▸ **WHAT THE TASK ASKS**
Identify every line in the records below that contains the word "Show", and reproduce each one.

::: INFORMATION GIVEN

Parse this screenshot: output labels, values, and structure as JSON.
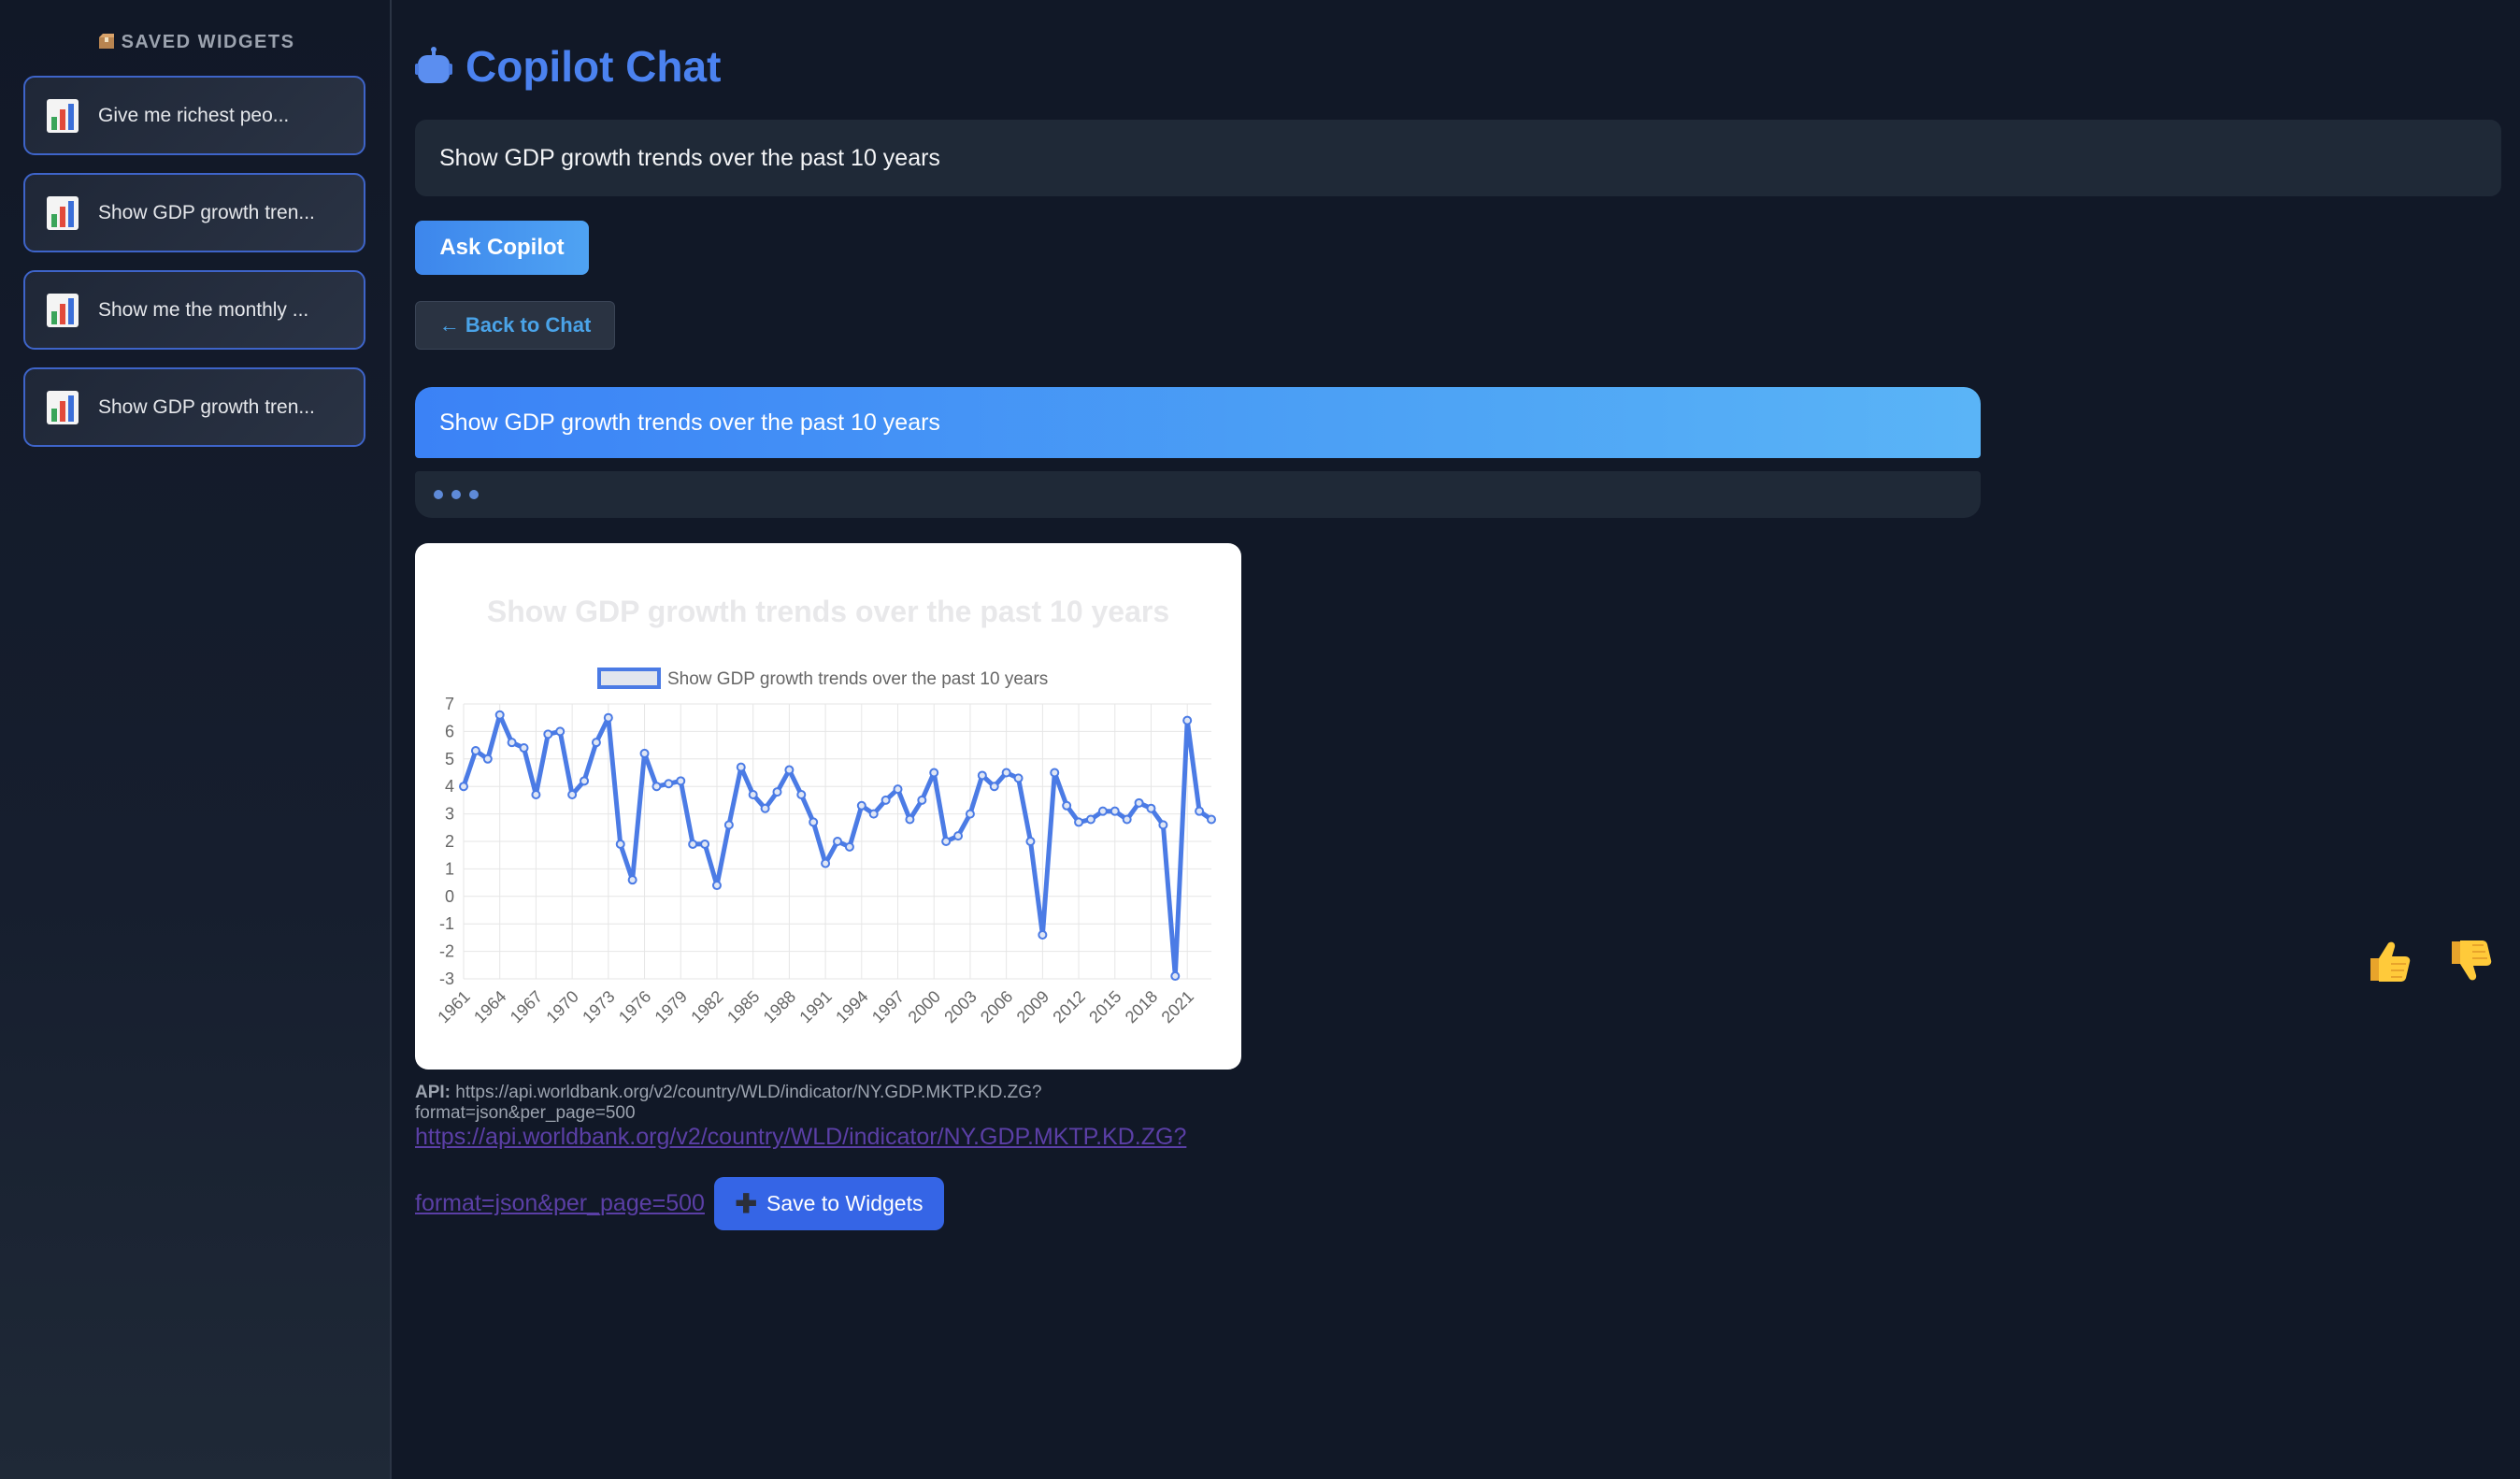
{
  "sidebar": {
    "title": "SAVED WIDGETS",
    "title_icon": "package-icon",
    "items": [
      {
        "label": "Give me richest peo...",
        "icon": "bar-chart-icon"
      },
      {
        "label": "Show GDP growth tren...",
        "icon": "bar-chart-icon"
      },
      {
        "label": "Show me the monthly ...",
        "icon": "bar-chart-icon"
      },
      {
        "label": "Show GDP growth tren...",
        "icon": "bar-chart-icon"
      }
    ]
  },
  "header": {
    "title": "Copilot Chat",
    "icon": "robot-icon"
  },
  "query": {
    "value": "Show GDP growth trends over the past 10 years"
  },
  "buttons": {
    "ask": "Ask Copilot",
    "back": "← Back to Chat",
    "save": "Save to Widgets",
    "save_icon": "plus-icon"
  },
  "chat": {
    "user_message": "Show GDP growth trends over the past 10 years"
  },
  "api": {
    "label": "API:",
    "url_line1": "https://api.worldbank.org/v2/country/WLD/indicator/NY.GDP.MKTP.KD.ZG?",
    "url_line2": "format=json&per_page=500",
    "link_line1": "https://api.worldbank.org/v2/country/WLD/indicator/NY.GDP.MKTP.KD.ZG?",
    "link_line2": "format=json&per_page=500"
  },
  "feedback": {
    "thumbs_up": "thumbs-up-icon",
    "thumbs_down": "thumbs-down-icon"
  },
  "colors": {
    "accent": "#3b82f6",
    "line": "#4b7be5",
    "background": "#111827"
  },
  "chart_data": {
    "type": "line",
    "title": "Show GDP growth trends over the past 10 years",
    "legend": "top",
    "xlabel": "",
    "ylabel": "",
    "ylim": [
      -3,
      7
    ],
    "yticks": [
      7,
      6,
      5,
      4,
      3,
      2,
      1,
      0,
      -1,
      -2,
      -3
    ],
    "xtick_labels": [
      "1961",
      "1964",
      "1967",
      "1970",
      "1973",
      "1976",
      "1979",
      "1982",
      "1985",
      "1988",
      "1991",
      "1994",
      "1997",
      "2000",
      "2003",
      "2006",
      "2009",
      "2012",
      "2015",
      "2018",
      "2021"
    ],
    "x": [
      1961,
      1962,
      1963,
      1964,
      1965,
      1966,
      1967,
      1968,
      1969,
      1970,
      1971,
      1972,
      1973,
      1974,
      1975,
      1976,
      1977,
      1978,
      1979,
      1980,
      1981,
      1982,
      1983,
      1984,
      1985,
      1986,
      1987,
      1988,
      1989,
      1990,
      1991,
      1992,
      1993,
      1994,
      1995,
      1996,
      1997,
      1998,
      1999,
      2000,
      2001,
      2002,
      2003,
      2004,
      2005,
      2006,
      2007,
      2008,
      2009,
      2010,
      2011,
      2012,
      2013,
      2014,
      2015,
      2016,
      2017,
      2018,
      2019,
      2020,
      2021,
      2022,
      2023
    ],
    "series": [
      {
        "name": "Show GDP growth trends over the past 10 years",
        "values": [
          4.0,
          5.3,
          5.0,
          6.6,
          5.6,
          5.4,
          3.7,
          5.9,
          6.0,
          3.7,
          4.2,
          5.6,
          6.5,
          1.9,
          0.6,
          5.2,
          4.0,
          4.1,
          4.2,
          1.9,
          1.9,
          0.4,
          2.6,
          4.7,
          3.7,
          3.2,
          3.8,
          4.6,
          3.7,
          2.7,
          1.2,
          2.0,
          1.8,
          3.3,
          3.0,
          3.5,
          3.9,
          2.8,
          3.5,
          4.5,
          2.0,
          2.2,
          3.0,
          4.4,
          4.0,
          4.5,
          4.3,
          2.0,
          -1.4,
          4.5,
          3.3,
          2.7,
          2.8,
          3.1,
          3.1,
          2.8,
          3.4,
          3.2,
          2.6,
          -2.9,
          6.4,
          3.1,
          2.8
        ]
      }
    ]
  }
}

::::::

▸ **ANSWER TO THE PROBLEM**
        "label": "Show GDP growth tren...",
        "label": "Show me the monthly ...",
        "label": "Show GDP growth tren...",
    "value": "Show GDP growth trends over the past 10 years"
    "user_message": "Show GDP growth trends over the past 10 years"
    "title": "Show GDP growth trends over the past 10 years",
        "name": "Show GDP growth trends over the past 10 years",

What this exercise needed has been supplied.